Even the Taiwanese company itself has said only there is potential for 13,000 jobs, and that its initial plans call for 3,000.
But some Democrats, including state Rep. Melissa Sargent of Madison, have also been overly effusive in criticizing the up to $3 billion in incentives Walker wants to give Foxconn.
Sargent, who made news in early 2017 for proposals to legalize marijuana and eliminate the state’s "tampon tax," posted this tweet on Aug. 2, 2017 -- a week after Foxconn announced in the East Room at the White House that it had chosen Wisconsin for its first major American factory:
3,000 jobs cost #WI taxpayers more than $3 billion in tax giveaways. Break it down: more than $1 million in taxpayer dollars per job. #foxconn
She had already made the claim in her official newsletter.
The idea that the state would pay incentives to Foxconn worth more than $1 million per job might sound absurd on its face.
And as we’ll see, Sargent took down her tweet.
But we are talking some colossal numbers here.
Half-a-million dollars per job, anyone?
No, it’s not $1 million per job
Under the deal it made with the state, Foxconn agrees to invest $10 billion to construct a facility in Wisconsin and create up to 13,000 jobs. Wisconsin agrees to, among other things, provide up to $3 billion in incentives.
Sargent’s staff told us her $1 million-per-job claim was based on a column posted on the Bloomberg Businessweek website that was written by Tim Culpan. Culpan is a Taiwan-based technology columnist for Bloomberg Gadfly, a commentary site. He wrote that Wisconsin "is paying as much as $1 million per job."
Culpan’s $1 million claim was widely circulated -- by state Superintendent of Schools Tony Evers, who is weighing a run for governor in 2018; state Senate Minority Leader Jennifer Shilling, D-La Crosse; and a host of national media, including Vanity Fair, a Washington Post columnist, The Atlantic and others.
If you take $3 billion in incentives -- the amount cited in Sargent’s tweet -- and divide it by 3,000 jobs, you get $1 million per job.

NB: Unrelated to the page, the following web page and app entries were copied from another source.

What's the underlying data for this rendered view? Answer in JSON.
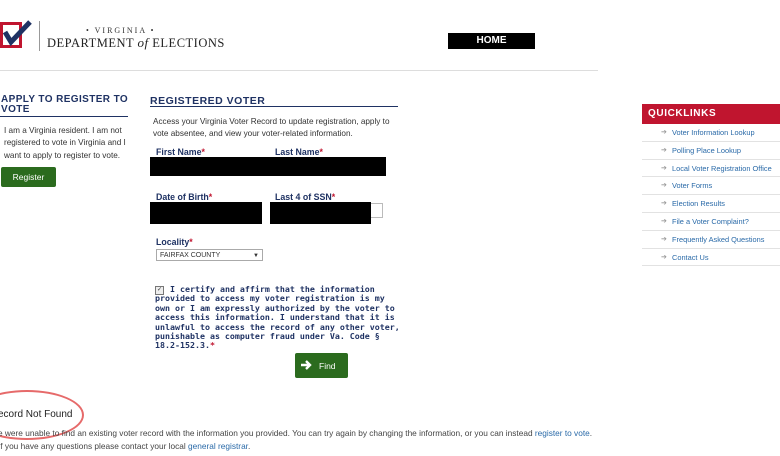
{
  "header": {
    "org_small": "• VIRGINIA •",
    "org_main_pre": "DEPARTMENT ",
    "org_main_of": "of",
    "org_main_post": " ELECTIONS",
    "home_label": "HOME"
  },
  "apply": {
    "heading": "APPLY TO REGISTER TO VOTE",
    "text": "I am a Virginia resident. I am not registered to vote in Virginia and I want to apply to register to vote.",
    "button": "Register"
  },
  "form": {
    "heading": "REGISTERED VOTER",
    "description": "Access your Virginia Voter Record to update registration, apply to vote absentee, and view your voter-related information.",
    "first_name_label": "First Name",
    "last_name_label": "Last Name",
    "dob_label": "Date of Birth",
    "ssn_label": "Last 4 of SSN",
    "locality_label": "Locality",
    "required_mark": "*",
    "locality_value": "FAIRFAX COUNTY",
    "certify_text": "I certify and affirm that the information provided to access my voter registration is my own or I am expressly authorized by the voter to access this information. I understand that it is unlawful to access the record of any other voter, punishable as computer fraud under Va. Code § 18.2-152.3.",
    "certify_checked": true,
    "find_button": "Find"
  },
  "result": {
    "title": "ecord Not Found",
    "text_pre": "e were unable to find an existing voter record with the information you provided. You can try again by changing the information, or you can instead ",
    "link1": "register to vote",
    "text_mid": ". If you have any questions please contact your local ",
    "link2": "general registrar",
    "text_end": "."
  },
  "quicklinks": {
    "heading": "QUICKLINKS",
    "items": [
      "Voter Information Lookup",
      "Polling Place Lookup",
      "Local Voter Registration Office",
      "Voter Forms",
      "Election Results",
      "File a Voter Complaint?",
      "Frequently Asked Questions",
      "Contact Us"
    ]
  },
  "colors": {
    "navy": "#1f3263",
    "red": "#c0152f",
    "green": "#2b6b1e",
    "link": "#2a6aa8",
    "annotation": "#e66a6a"
  }
}
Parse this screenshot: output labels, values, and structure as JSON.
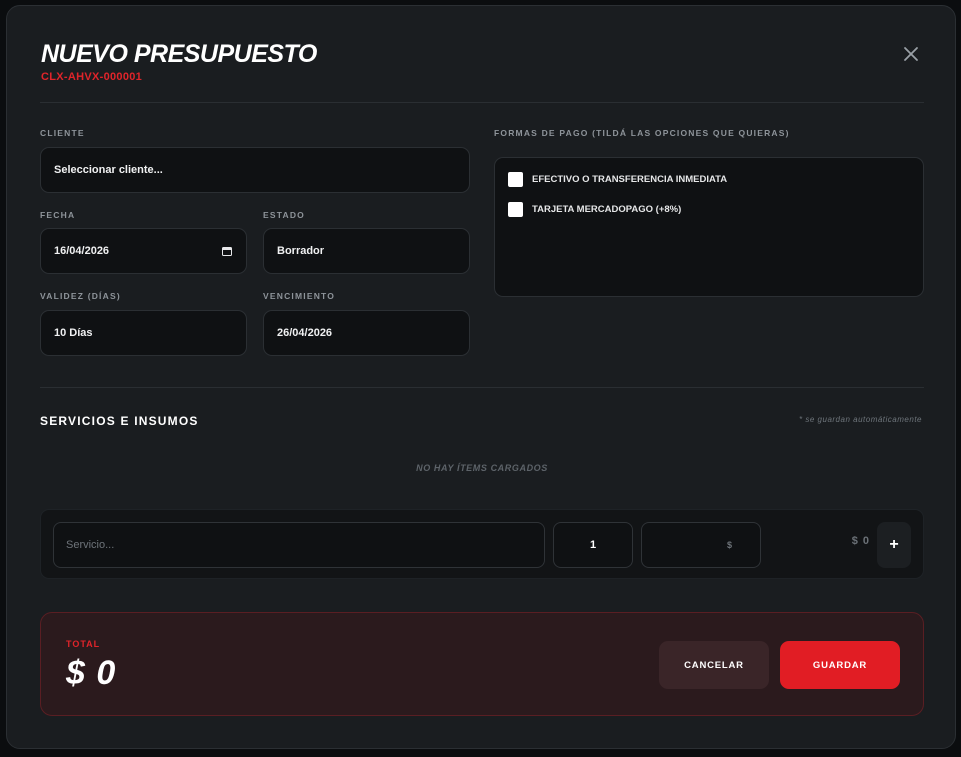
{
  "modal": {
    "title": "NUEVO PRESUPUESTO",
    "code": "CLX-AHVX-000001",
    "close_icon": "close-icon"
  },
  "form": {
    "client": {
      "label": "CLIENTE",
      "value": "Seleccionar cliente..."
    },
    "date": {
      "label": "FECHA",
      "value": "16/04/2026",
      "icon": "calendar-icon"
    },
    "status": {
      "label": "ESTADO",
      "value": "Borrador"
    },
    "validity": {
      "label": "VALIDEZ (DÍAS)",
      "value": "10 Días"
    },
    "expiry": {
      "label": "VENCIMIENTO",
      "value": "26/04/2026"
    }
  },
  "payment": {
    "label": "FORMAS DE PAGO (TILDÁ LAS OPCIONES QUE QUIERAS)",
    "options": [
      {
        "label": "EFECTIVO O TRANSFERENCIA INMEDIATA",
        "checked": false
      },
      {
        "label": "TARJETA MERCADOPAGO (+8%)",
        "checked": false
      }
    ]
  },
  "services": {
    "title": "SERVICIOS E INSUMOS",
    "auto_note": "* se guardan automáticamente",
    "empty_text": "NO HAY ÍTEMS CARGADOS",
    "new_item": {
      "service_placeholder": "Servicio...",
      "quantity": "1",
      "price_placeholder": "$",
      "row_total": "$ 0",
      "add_label": "+"
    }
  },
  "footer": {
    "total_label": "TOTAL",
    "total_value": "$ 0",
    "cancel_label": "CANCELAR",
    "save_label": "GUARDAR"
  },
  "colors": {
    "accent": "#e11d24",
    "background": "#1a1d20",
    "field": "#0f1113"
  }
}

But the $3 billion is the maximum -- to be paid only if Foxconn meets several requirements, including creating 13,000 jobs.
If fewer jobs are created, the incentives paid are less.
So, what is the cost per job?
What the per-job cost might be
The $3 billion -- up to $200 million per year for 15 years -- would amount to nearly 50 times the previous record paid by Wisconsin taxpayers, when the state in 2010 offered $65 million in subsidies to keep Mercury Marine from moving a factory from Fond du Lac to Oklahoma.
The nonpartisan state Legislative Fiscal Bureau estimates it would take 25 years for taxpayers to recover the bulk of that -- the $2.85 billion the state would be paying Foxconn in cash. (The other $150 million would be provided through a sales tax exemption.)
As for the per-job cost, we turned to an analysis by the Wisconsin Budget Project. The project is part of Kids Forward, formerly known as the Wisconsin Council on Children and Families, a left-leaning nonprofit.
The $2.85 billion in cash payments, according to the analysis, would amount to $219,000 per job if 13,000 jobs are created and $587,000 per job if 3,000 jobs are created.
An important note: As the analysis and Culpan noted, and as economist Timothy Bartik of the Upjohn Institute for Employment Research told us, the more Foxconn gears its plant for robotics, the fewer jobs it will create -- and thus the per-job cost of the incentives will be higher.
Asked about Sargent’s taking down her tweet, one of her staff members told us the Bloomberg column "was early," and that as more details of the incentive package were released, "it became clear that estimates were more nuanced, and Melissa removed the tweet to prevent any confusion or misinformation."
The staffer, citing the Wisconsin Budget Project analysis, also told us there will be costs to taxpayers beyond the $3 billion, such as local government spending on infrastructure improvements and state borrowing for Interstate 94 improvements.
But Sargent’s tweet referred only to the $3 billion in incentives, not those other potential costs.
In a tweet she later took down, Sargent said that on the Foxconn deal, "3,000 jobs cost #WI taxpayers more than $3 billion in tax giveaways. Break it down: more than $1 million in taxpayer dollars per job."
The per-job cost could never reach $1 million if only 3,000 jobs are created; the full $3 billion would be paid only if 13,000 jobs are created.
An analysis projects the per-job cost at $219,000 per job if 13,000 jobs are created and $587,000 per job if 3,000 jobs are created.
We rate Sargent’s statement False.